SNM (formerly the Society of Nuclear Medicine) conducted a survey of nuclear pharmacies and discovered that 60 percent of the facilities were impacted by a shortage of molybdenum-99 (Mo-99).
Technetium-99m (Tc-99m), used in more than 16 million U.S. nuclear medicine procedures annually, is derived from molybdenum-99, which is in short supply due to the closure of the High Flux Reactor in Petten, the Netherlands for a month-long scheduled maintenance, along with the long-standing closure of the National Research Universal (NRU) reactor in Chalk River, Ontario.
The situation has been exacerbated by the recent announcement that the NRU reactor will remain off-line until 2010.
Nuclear physicians and pharmacists are making changes to cope with the shortage.
For example, 75 percent of physicians surveyed rescheduled patient tests by at least one day.
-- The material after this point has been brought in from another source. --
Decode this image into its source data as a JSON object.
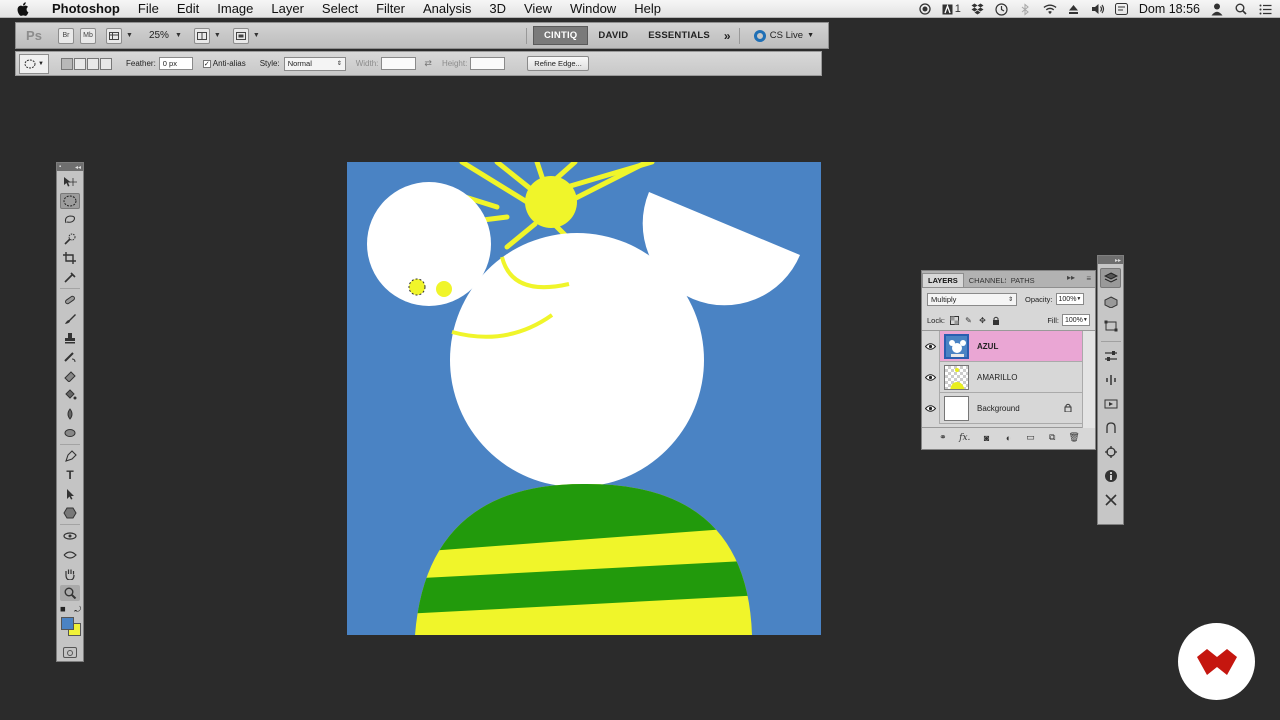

In more than one out of three of these cases, tests have been delayed for longer than one month.
"In some cases, waiting even a day can severely impact care, especially if the condition is progressing rapidly," said Michael M. Graham, MD, PhD, president of SNM. "Getting information early on in the disease progression is critical, and is one of the real benefits of molecular imaging."
In addition to delays, more than 80 percent of nuclear physicians and specialists are decreasing the dosage, which can lead to "longer exposure and less effective imaging scans,” said Robert W. Atcher, PhD, chair of SNM's Domestic Isotope Availability Task Force. "This situation is untenable."
"Radiopharmacists are doing the best they can with the limited resources at their disposal," said Jeffrey P. Norenberg, PharmD, executive director of the National Association of Nuclear Pharmacies and a member of SNM's Domestic Isotope Availability Task Force. "But clearly, patients deserve better because better agents like Tc-99m exist. Governments should work together to prevent such shortages from ever happening again."
There are no reactors in the United States that produce Mo-99, making the isotope shortage especially acute. Nuclear medicine experts are trying to keep up with demand, while using less effective products.
"It's a juggling act," Atcher said.